In addition to a policy protecting student data, ICCSD still needs a conflict of interest policy for high level administrators such as the superintendent and physical plant director.

Anonymous said...

I believe the policy needs to change regarding the Sup's approval process for external employment. The board should have the opportunity to review and approve or deny. And his pay should be docked if he is not fully employed here. Trust and transparency. If he won't agree to this, then I'll be pushing no votes for the bond.

arial said...

It would be nice if the voluntary transfer data included all the elementary areas, especially, Van Allen, Garner, Penn and Wickham would be interesting. I am concerned about the policy to revoke transfers for attendance issues and how that will be enforced fairly. Does that apply to capstone students? If an 8th grader hits the limit in April or May, will they be forced to change schools?

Anonymous said...

What is a capstone student?

arial said...

Capstone year is what they call it when even though a 6th, 8th or 12fth(and also 11th) grader is assigned to move to a different school, they can stay and do their last year at the school they attended the previous year. I am just not sure if exercising the "capstone" option fall under the same rules as transferring.

Frank said...

The affirmative action plan information is very confusing to me. What exactly does "underrepresented groups" mean? I see there are two asterisks next to the phrase in the document but I can't find the reference on it. Is it anyone that is not white? Looking at this document it looks like it only is referring to people "of color" - whatever that means. Where would an person from India be categorized - are they "white" or maybe asian - I don't know where they would fit in. According to census data Iowa is about 91% white, 3% black and 2% asian, but if you drill into Johnson county is about 85% white, 4% black and 5% asian, drill further into Iowa City and about 82% white 5% black and 6% asian. Considering our state demographics, it is going to be very difficult to balance employment numbers like they would like to do without incurring substantial costs to look outside of Iowa. Where do Asians fit in - are they not a "underrepresented group"? There are no Asians in the iccsd administration according to their information and very underrepresented in the other categories - is this an issue? According to census data asians slightly outnumber blacks in our community. I realize this may be a sensitive subject, but if they are going to have these policies in place then the terminology and goals need to be clearly defined and consistent. Why do females grossly outnumber males in the teacher and support staff categories? Is there a push to balance these as well?

Anonymous said...

Is there any information on how much additional money is spent by the district to support nationwide searches for underrepresented staff? Since we can't seem to find enough in our own state do we pay a premium to hire from others states or internationally?

amy said...

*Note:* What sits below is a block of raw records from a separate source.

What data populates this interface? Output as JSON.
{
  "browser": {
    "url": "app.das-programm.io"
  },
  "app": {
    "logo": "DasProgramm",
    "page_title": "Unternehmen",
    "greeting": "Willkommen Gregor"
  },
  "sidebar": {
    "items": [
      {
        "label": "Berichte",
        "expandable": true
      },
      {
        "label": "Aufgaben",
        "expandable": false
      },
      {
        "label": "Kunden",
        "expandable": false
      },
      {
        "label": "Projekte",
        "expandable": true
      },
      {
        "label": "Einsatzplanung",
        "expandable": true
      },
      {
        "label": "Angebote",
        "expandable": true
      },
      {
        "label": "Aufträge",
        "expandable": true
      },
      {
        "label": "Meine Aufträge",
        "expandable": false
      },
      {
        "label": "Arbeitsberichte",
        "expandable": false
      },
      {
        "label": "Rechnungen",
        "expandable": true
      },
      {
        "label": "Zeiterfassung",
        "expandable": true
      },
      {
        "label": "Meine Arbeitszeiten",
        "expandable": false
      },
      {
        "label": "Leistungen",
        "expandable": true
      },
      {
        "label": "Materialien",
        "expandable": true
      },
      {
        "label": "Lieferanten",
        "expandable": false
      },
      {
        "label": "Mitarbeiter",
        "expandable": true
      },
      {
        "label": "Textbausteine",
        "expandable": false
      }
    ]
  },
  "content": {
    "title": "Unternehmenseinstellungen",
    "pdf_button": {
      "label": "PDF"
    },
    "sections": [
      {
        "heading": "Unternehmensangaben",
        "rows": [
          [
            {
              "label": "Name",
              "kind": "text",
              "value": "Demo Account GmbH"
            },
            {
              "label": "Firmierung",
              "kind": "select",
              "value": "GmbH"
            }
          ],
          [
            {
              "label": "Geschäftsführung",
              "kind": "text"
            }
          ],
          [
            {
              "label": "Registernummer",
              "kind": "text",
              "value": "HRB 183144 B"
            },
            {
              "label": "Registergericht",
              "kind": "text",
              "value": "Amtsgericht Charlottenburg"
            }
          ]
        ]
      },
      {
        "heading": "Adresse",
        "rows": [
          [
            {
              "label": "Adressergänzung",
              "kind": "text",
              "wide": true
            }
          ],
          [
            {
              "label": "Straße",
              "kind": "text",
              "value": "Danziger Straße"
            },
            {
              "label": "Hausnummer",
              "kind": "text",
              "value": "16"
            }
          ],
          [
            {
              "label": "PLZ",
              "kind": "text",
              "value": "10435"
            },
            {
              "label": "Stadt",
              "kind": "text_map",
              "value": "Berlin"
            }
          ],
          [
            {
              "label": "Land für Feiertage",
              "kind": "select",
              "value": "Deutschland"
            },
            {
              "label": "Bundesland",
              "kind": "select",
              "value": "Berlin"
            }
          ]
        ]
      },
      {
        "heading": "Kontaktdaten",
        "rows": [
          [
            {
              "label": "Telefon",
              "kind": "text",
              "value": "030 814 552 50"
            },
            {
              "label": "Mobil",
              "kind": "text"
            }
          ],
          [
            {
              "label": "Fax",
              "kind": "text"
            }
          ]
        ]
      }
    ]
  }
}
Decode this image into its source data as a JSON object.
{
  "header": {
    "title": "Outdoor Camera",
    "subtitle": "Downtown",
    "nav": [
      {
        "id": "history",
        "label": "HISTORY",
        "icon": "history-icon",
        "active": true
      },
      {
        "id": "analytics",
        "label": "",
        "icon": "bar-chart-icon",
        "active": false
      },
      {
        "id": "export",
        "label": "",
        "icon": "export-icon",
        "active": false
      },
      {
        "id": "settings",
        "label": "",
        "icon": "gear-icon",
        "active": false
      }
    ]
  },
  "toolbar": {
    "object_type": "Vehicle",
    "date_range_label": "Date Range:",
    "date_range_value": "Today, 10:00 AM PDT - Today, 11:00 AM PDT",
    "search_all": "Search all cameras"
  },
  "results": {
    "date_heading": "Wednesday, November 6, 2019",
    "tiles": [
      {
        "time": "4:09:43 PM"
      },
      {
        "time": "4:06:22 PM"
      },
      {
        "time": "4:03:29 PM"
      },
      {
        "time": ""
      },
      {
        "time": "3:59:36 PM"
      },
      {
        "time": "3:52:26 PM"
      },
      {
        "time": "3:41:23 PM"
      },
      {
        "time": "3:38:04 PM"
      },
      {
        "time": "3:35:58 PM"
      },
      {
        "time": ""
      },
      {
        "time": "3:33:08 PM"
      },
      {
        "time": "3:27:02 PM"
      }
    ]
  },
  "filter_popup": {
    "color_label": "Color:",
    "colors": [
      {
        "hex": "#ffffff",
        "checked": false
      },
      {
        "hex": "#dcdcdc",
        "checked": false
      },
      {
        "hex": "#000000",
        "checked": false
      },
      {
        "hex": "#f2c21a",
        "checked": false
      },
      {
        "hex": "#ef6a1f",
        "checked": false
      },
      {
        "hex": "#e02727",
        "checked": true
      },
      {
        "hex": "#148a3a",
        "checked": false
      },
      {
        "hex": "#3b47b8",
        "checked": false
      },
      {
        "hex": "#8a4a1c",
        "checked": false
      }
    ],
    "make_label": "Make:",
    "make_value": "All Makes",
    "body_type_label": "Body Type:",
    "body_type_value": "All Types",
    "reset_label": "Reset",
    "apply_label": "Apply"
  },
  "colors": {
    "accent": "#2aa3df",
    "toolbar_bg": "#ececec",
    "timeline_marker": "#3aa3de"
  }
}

Frank - about a third of the students in the district are minority, largely black and Latinx. Dozens of languages are spoken in students' homes. If we're at all serious about closing achievement gaps and dealing with the documented discriminatory culture in ICCSD schools, then yes, we will have to look outside Iowa for teachers and administrators. As we already do. Do the minority hires from outside Iowa make a difference for these kids? Yes, they do.

I'm also not sure what you mean by "substantial costs". Sioux City is just as far away as Chicago and St. Louis are, and nearly as far as Mpls, and bringing people for site visits and interviews doesn't involve paying less mileage. We don't pay special tariffs to advertise jobs beyond state borders.